While drones used for anything apart from military and recreational purposes were virtually nonexistent just a few years ago, aerial images from construction sites have become increasingly commonplace since the first Section 333 Exemptions were handed out last September.
Since then, hundreds of businesses from all industries have petitioned the Federal Aviation Administration (FAA) for the right to commercially utilize drones -- chief among them construction firms.
This culminated last April, when the global engineering and construction behemoth Bechtel Construction began deploying drones on many of its American jobsites. Working with San Francisco-based startup Skycatch, Bechtel strove to increase worker safety and expedite the management of real-time data.

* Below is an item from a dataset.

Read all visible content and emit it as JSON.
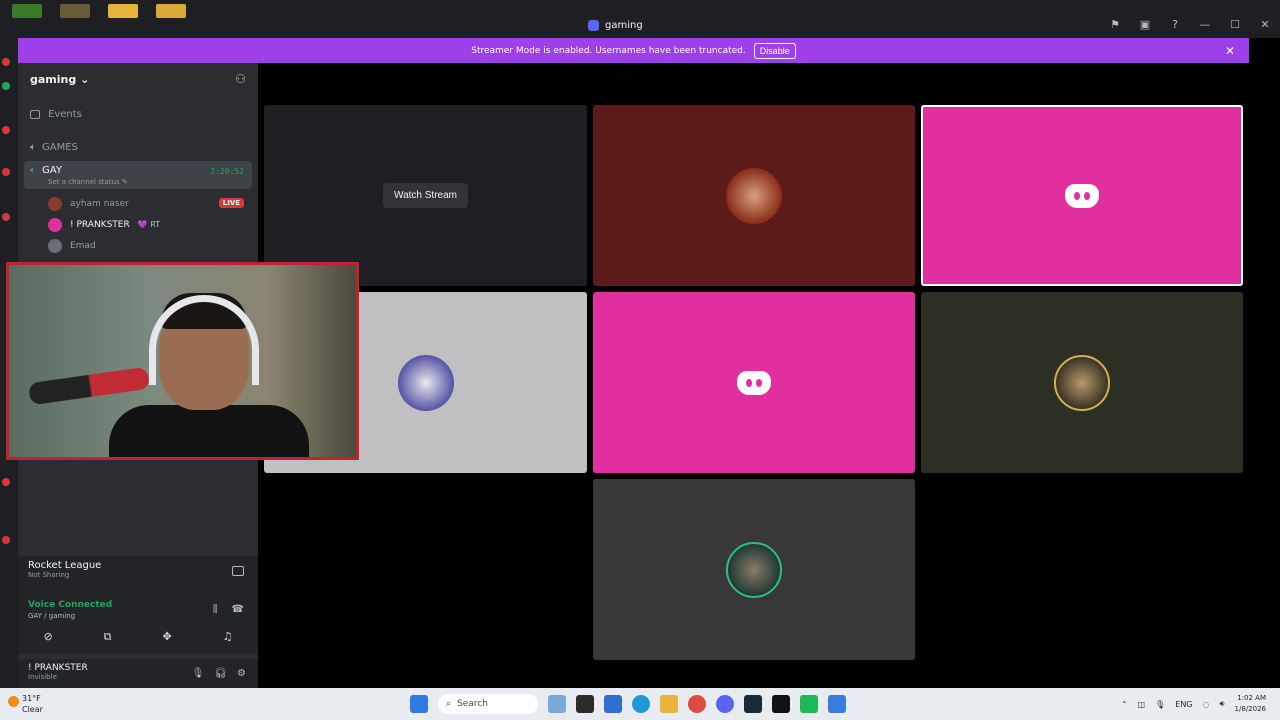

Many other firms have similarly begun utilizing drones in their day-to-day operations, recognizing the strong need for innovation. The construction industry has traditionally relied on walk-bys or helicopters for site planning and coordination, which has proved inefficient, expensive, and even dangerous. Indeed, from 2005-2009, 17 planes were downed while conducting aerial surveys -- resulting in 19 deaths.
With drones however, high-quality data can be collected at a fraction of the cost and potentially without any loss of life allowing construction managers to remotely monitor progress from the office. Fly-bys can be done relatively cheaply on a regular basis, generating a wealth of information that can be used to identify issues early on or archived for progress tracking. Due to greater maneuverability, drones can be operated in spaces previously considered too difficult or dangerous. And, as jobsites are generally uncrowded and drones are light and unmanned, technical failure could mean very little property damage or human harm.
Currently, drones can be equipped with a wide variety of equipment including high-resolution cameras, thermal sensors, and multi-arrays. These tools can be used to generate everything from visualizations of energy loss to identification of structural weaknesses from corrosion. As developers like DJI and 3D Robotics continue to add functionality and maneuverability to their models, construction will only lean more and more on drones. Perhaps one day, we’ll be hard-pressed to remember a past when we operated without them at all.